Have you ever had to deal with an off-leash dog (or a dog on a Flexi leash) charging you? What did you do?
This week I shared a local letter to the editor about a dog on a Flexi leash attacking and biting a runner (thanks Mike, for the link). I am a dog lover, but I am also a runner and I said I would’ve kicked the dog had it attempted to bite me. While I love animals, I will defend myself, my family and my pets as necessary, just as I would expect anyone else to do.
If I am attacked by a person, I am going to respond with self defense. No one would question this. Why would it be any different if the attacker is a dog?
This made me think of a time when I actually did kick a dog. In that case, it was to protect the dog I was walking.
Kicking a dog for self defense
While using force is unnecessary most of the time, there are situations when it is the best – or perhaps the only – option.
In this case, I was walking one of my client’s dogs, a 100-pound dog who is a model loose-leash walker unless another dog charges his face. He can become reactive if a dog charges him.
When I’m walking a dog through my dog walking business I treat that dog as though he is my own. It is my responsibility to keep him safe. As we were out on this particular walk, a toy breed was barking at us from its yard. It was tethered and showing extreme excitement and frustration as it lunged several times.
“My” dog and I calmly walked away, showing no reaction, which is usually the best response. My dog was showing top-notch obedience.
This tiny dog managed to pull its leash loose, and proceeded to charge my dog and I.
What to do when a dog charges you?
In these situations, it is important to remain calm but also to react quickly. My first priority is always to remain in control of the dog I am walking. In this case, my dog was perfect. I kept him at my side and he was responding well to the situation. I made a point to keep his leash loose but short, and he didn’t seem to feel threatened by this tiny dog.

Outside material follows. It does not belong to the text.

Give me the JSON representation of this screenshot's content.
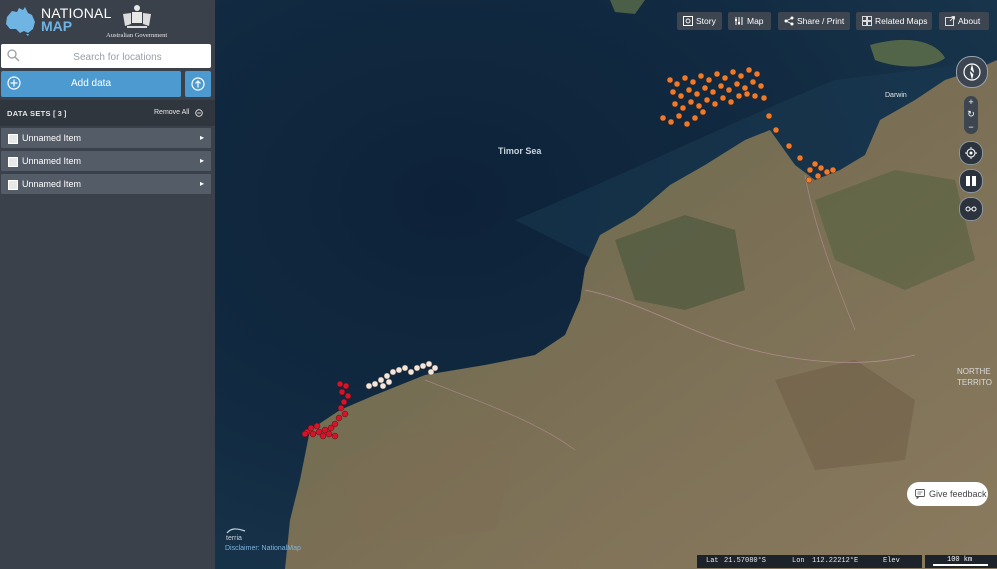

I then turned to address the approaching dog, calling out “NO!” while pointing at it with direct eye contact and stepping towards it. This is often my first reaction when dealing with an off-leash charging dog. When I use the right energy, it typically stops the dog in its tracks for at least a second or two.
This is enough time to defuse the intensity of the situation and to allow myself and both dogs to “re-group.” I also move my body between the two dogs to break off any eye contact between them.
In this case, the dog did not stop, and it attempted to get at my dog’s face. Remember, my dog can be reactive and he is 100 pounds. I am certain he will attack another dog if pressed. So, I did what I thought was the best option for the situation. I kicked the small dog directly in the chest, once again yelling “No!”
This time the dog toppled backwards and then stood there, definitely defused. It shook itself off, then turned and ran home.
I did not want to hurt this dog, and I didn’t. But more importantly, I did not want my dog to attack or kill the dog. I was protecting both dogs, and myself. Although provoked, I didn’t want my dog to be faced with any type of dangerous dog labels for biting, injuring or killing another dog. I also did not want the other dog to get hurt.
The irresponsible dog owners are rare
Although off-leash dogs charge me fairly often, most of the time they are friendly, just as the dogs I walk are usually friendly.
As usual, it is the responsibility of each dog owner to keep his or her own dog under control, whether the dog is on a leash or not. It is unfortunate we even have to have discussions about what seems like common sense. But, as with anything else, there is always a small group of people who make life difficult for everyone else.
Have you ever been threatened by an off-leash dog?
For more on this topic, see my posts: